● **Task statement**
Look through the material below for "Sportorium". Copy every line that contains it.
##### Input material #####
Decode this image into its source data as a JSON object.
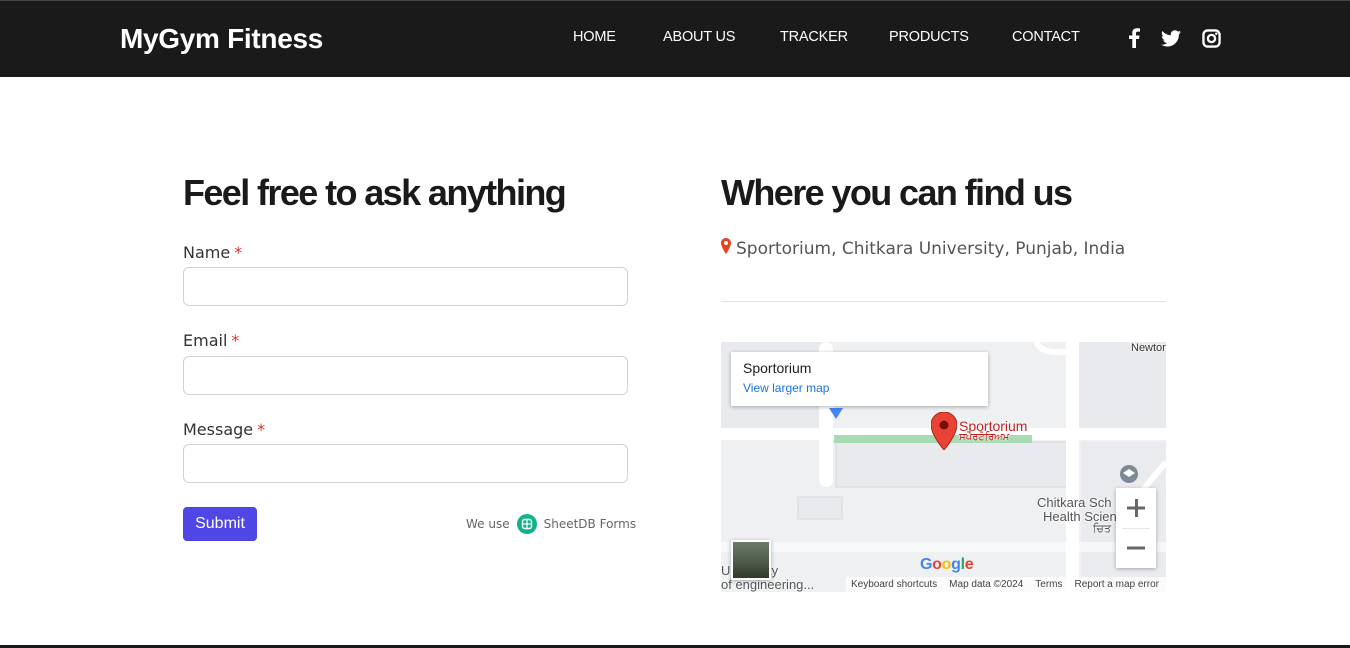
{
  "navbar": {
    "brand": "MyGym Fitness",
    "links": [
      "HOME",
      "ABOUT US",
      "TRACKER",
      "PRODUCTS",
      "CONTACT"
    ],
    "social_icons": [
      "facebook-icon",
      "twitter-icon",
      "instagram-icon"
    ]
  },
  "contact_form": {
    "heading": "Feel free to ask anything",
    "fields": [
      {
        "label": "Name",
        "required_mark": "*",
        "value": ""
      },
      {
        "label": "Email",
        "required_mark": "*",
        "value": ""
      },
      {
        "label": "Message",
        "required_mark": "*",
        "value": ""
      }
    ],
    "submit_label": "Submit",
    "powered_by_prefix": "We use",
    "powered_by_name": "SheetDB Forms"
  },
  "location": {
    "heading": "Where you can find us",
    "address": "Sportorium, Chitkara University, Punjab, India",
    "map": {
      "card_title": "Sportorium",
      "card_link": "View larger map",
      "pin_label": "Sportorium",
      "pin_label_local": "ਸਪੋਰਟੋਰਿਅਮ",
      "place_label_line1": "Chitkara Sch",
      "place_label_line2": "Health Scien",
      "place_label_local": "ਚਿਤ",
      "corner_label": "Newtor",
      "bottom_left_line1": "University",
      "bottom_left_line2": "of engineering...",
      "logo": "Google",
      "attribution": [
        "Keyboard shortcuts",
        "Map data ©2024",
        "Terms",
        "Report a map error"
      ]
    }
  },
  "colors": {
    "navbar_bg": "#1a1a1a",
    "submit_bg": "#4f46e5",
    "required_mark": "#d9342b",
    "pin": "#ea4335",
    "sheetdb_green": "#12b38a",
    "map_link": "#1a73e8"
  }
}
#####
● **Finished exercise**
    "address": "Sportorium, Chitkara University, Punjab, India",
      "card_title": "Sportorium",
      "pin_label": "Sportorium",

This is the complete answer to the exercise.